What is already known?
Hip-related pain is common in young, active adults.
Non-surgical treatments such as physiotherapist-led treatments should be first-line treatment for musculoskeletal conditions including hip-related pain, but effectiveness of these treatments is unclear.
What are the new findings?
There is a paucity of literature in this field.
Physiotherapist-led interventions improve function and strength.
Effects of physiotherapist-led interventions on pain and quality of life are uncertain.
Targeted strengthening exercise programmes and at least 3-month duration might have the best effect.
Hip arthroscopy surgery had a small positive benefit compared with a physiotherapist-led intervention at 8–12 months.
At 24 months, there was limited evidence suggesting no difference between groups.
Twitter @JoanneLKemp, @AndreaBMosler, @MarkScholes85, @ASemciw
Correction notice This article has been corrected since it published Online First. An ORCID ID has been added for author Steven Chang.

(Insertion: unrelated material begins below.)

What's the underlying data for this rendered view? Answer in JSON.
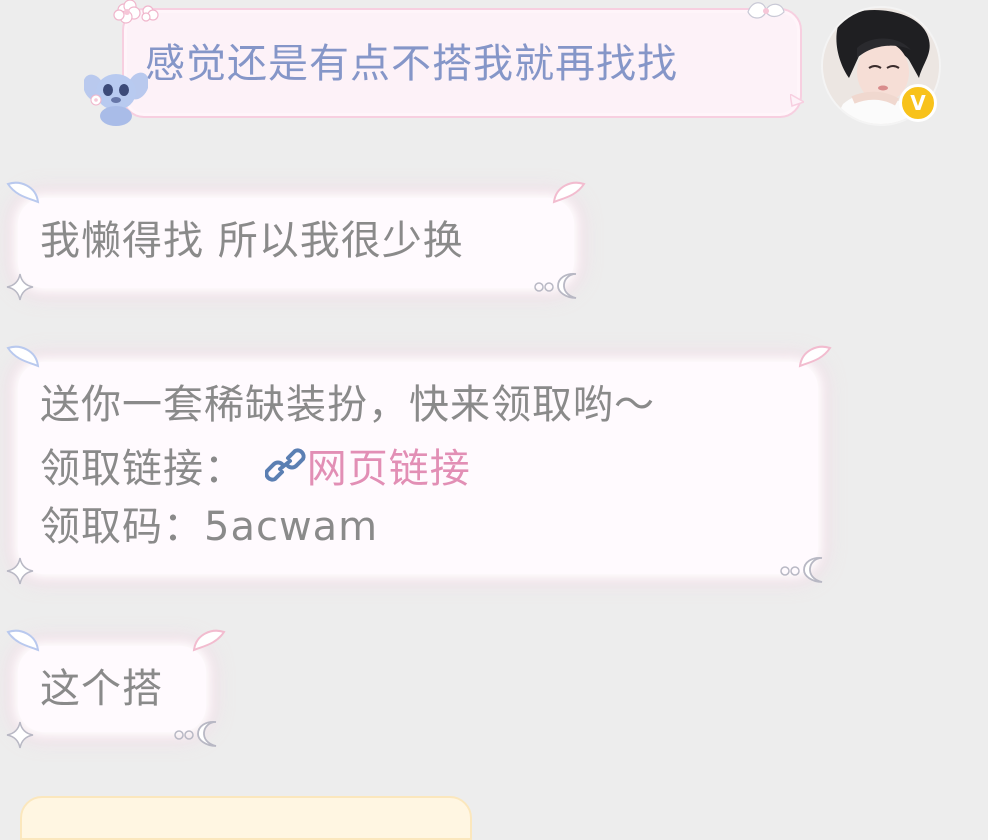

Contributors JK, AMB, KMC developed the research question and concept. JK and SC performed the search. JK, HH, MB, MJS performed risk of bias assessment. JK and AMB performed data extraction. JK and AIS performed data analyses. All authors contributed to drafting of manuscript.
Funding JK is supported by an NHMRC (Australia) ECF 1119971.
Competing interests None declared.
Patient consent for publication Not required.
Ethics approval Institutional ethical approval was not required as no data were collected on humans or animals in this review.
Provenance and peer review Not commissioned; externally peer reviewed.
Data availability statement Data extracted are shared at Figshare (https://figshare.com/s/d18bcb066f1de48861cf).